◆ **EXERCISE BRIEF**
Pull every line from the records that has the word "поймал" in it.

Start of DATA PROVIDED

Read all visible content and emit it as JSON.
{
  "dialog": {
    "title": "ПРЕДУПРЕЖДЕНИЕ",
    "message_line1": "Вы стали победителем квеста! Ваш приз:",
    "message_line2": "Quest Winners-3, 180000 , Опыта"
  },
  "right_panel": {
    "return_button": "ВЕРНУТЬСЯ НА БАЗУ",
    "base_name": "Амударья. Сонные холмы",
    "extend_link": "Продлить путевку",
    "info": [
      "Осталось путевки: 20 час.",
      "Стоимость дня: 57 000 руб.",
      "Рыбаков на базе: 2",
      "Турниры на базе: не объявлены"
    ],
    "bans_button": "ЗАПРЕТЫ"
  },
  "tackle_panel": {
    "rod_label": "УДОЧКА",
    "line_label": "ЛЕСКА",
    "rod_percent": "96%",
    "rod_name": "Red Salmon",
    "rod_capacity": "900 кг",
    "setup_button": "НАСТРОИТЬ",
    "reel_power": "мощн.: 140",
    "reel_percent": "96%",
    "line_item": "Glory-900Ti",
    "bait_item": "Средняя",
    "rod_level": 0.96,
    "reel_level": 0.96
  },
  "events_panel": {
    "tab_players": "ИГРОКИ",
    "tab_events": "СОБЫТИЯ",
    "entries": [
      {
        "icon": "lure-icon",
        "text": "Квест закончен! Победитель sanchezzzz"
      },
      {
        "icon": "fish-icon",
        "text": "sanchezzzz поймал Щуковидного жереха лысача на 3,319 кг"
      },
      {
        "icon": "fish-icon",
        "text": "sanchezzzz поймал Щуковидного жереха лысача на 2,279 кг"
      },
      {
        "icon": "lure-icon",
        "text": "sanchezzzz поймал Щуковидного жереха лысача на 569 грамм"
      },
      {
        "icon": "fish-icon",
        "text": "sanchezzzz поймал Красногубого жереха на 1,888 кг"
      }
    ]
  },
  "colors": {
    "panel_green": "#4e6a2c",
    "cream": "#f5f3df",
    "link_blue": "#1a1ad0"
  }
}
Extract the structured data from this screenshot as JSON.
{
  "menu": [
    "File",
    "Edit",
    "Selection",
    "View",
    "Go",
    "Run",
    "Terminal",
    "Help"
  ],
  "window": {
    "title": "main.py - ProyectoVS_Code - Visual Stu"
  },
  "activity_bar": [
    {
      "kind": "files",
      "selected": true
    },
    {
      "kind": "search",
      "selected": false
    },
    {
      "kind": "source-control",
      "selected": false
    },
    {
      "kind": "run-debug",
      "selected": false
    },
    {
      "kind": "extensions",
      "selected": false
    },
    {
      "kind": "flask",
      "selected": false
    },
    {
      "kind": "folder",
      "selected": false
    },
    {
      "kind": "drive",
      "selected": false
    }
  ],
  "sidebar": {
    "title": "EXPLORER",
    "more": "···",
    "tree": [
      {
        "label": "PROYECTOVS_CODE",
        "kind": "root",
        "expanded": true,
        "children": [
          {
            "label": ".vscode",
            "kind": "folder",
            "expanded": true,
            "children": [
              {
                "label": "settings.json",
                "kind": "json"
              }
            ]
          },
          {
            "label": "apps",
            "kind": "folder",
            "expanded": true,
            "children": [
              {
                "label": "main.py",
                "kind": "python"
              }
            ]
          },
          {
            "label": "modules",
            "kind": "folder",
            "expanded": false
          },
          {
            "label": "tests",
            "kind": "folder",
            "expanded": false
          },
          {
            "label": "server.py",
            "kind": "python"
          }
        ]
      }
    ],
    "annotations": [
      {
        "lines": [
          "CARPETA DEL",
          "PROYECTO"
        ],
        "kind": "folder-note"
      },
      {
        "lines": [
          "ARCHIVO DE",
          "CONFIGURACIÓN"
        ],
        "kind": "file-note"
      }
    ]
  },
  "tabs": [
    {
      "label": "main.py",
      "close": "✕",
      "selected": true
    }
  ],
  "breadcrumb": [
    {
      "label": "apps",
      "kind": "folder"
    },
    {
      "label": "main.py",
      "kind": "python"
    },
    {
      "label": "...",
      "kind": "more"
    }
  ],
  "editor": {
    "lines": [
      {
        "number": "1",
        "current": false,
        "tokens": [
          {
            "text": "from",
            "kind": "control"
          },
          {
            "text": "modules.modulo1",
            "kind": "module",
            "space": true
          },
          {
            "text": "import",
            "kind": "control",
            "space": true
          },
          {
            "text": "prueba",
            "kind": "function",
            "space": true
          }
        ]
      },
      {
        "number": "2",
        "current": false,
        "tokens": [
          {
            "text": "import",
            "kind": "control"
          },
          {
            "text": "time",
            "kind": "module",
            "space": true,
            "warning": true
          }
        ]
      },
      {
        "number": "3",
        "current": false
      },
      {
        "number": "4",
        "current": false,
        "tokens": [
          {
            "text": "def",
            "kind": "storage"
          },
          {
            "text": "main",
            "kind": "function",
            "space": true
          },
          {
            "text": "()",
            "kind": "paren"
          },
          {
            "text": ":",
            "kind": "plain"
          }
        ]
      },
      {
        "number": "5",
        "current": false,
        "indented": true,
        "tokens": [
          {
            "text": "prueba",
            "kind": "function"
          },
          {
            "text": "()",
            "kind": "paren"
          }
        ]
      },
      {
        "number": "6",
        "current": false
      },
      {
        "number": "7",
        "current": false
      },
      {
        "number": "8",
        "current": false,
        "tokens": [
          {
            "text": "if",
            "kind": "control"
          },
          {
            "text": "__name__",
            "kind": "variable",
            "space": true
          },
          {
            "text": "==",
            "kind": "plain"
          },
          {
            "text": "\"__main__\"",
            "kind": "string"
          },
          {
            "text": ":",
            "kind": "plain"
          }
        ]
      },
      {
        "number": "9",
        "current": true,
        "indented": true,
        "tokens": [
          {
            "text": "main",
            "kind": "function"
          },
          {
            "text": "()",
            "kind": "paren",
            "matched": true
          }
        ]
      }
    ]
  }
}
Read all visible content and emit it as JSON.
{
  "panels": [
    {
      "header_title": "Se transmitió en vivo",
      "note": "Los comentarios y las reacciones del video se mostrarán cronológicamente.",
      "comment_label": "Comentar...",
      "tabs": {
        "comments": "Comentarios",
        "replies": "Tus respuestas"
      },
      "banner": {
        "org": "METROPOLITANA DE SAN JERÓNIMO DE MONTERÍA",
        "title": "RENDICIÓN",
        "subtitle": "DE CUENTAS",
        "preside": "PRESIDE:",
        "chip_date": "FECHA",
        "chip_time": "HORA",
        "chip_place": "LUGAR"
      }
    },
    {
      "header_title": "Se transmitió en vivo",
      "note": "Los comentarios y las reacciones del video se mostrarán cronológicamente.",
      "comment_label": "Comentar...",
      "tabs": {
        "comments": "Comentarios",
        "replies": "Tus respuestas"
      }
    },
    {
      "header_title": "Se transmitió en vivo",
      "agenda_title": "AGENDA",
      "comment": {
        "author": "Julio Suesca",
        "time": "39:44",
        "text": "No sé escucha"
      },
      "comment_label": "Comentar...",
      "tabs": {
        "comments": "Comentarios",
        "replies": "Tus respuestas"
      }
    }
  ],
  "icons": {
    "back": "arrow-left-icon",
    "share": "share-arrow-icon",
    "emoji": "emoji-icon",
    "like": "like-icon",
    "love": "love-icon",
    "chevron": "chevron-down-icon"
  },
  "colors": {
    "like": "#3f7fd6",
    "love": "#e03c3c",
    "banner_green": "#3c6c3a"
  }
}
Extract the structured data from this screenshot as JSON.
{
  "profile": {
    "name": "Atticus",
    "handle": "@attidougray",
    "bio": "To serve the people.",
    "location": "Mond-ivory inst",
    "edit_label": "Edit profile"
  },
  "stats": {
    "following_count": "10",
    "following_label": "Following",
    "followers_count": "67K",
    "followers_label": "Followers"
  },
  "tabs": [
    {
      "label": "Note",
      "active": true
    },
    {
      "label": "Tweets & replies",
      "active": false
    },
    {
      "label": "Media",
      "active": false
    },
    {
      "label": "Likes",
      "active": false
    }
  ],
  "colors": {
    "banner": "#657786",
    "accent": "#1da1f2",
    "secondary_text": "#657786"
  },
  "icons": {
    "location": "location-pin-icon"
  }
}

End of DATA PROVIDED

◆ **SOLVED PROBLEM**
        "text": "sanchezzzz поймал Щуковидного жереха лысача на 3,319 кг"
        "text": "sanchezzzz поймал Щуковидного жереха лысача на 2,279 кг"
        "text": "sanchezzzz поймал Щуковидного жереха лысача на 569 грамм"
        "text": "sanchezzzz поймал Красногубого жереха на 1,888 кг"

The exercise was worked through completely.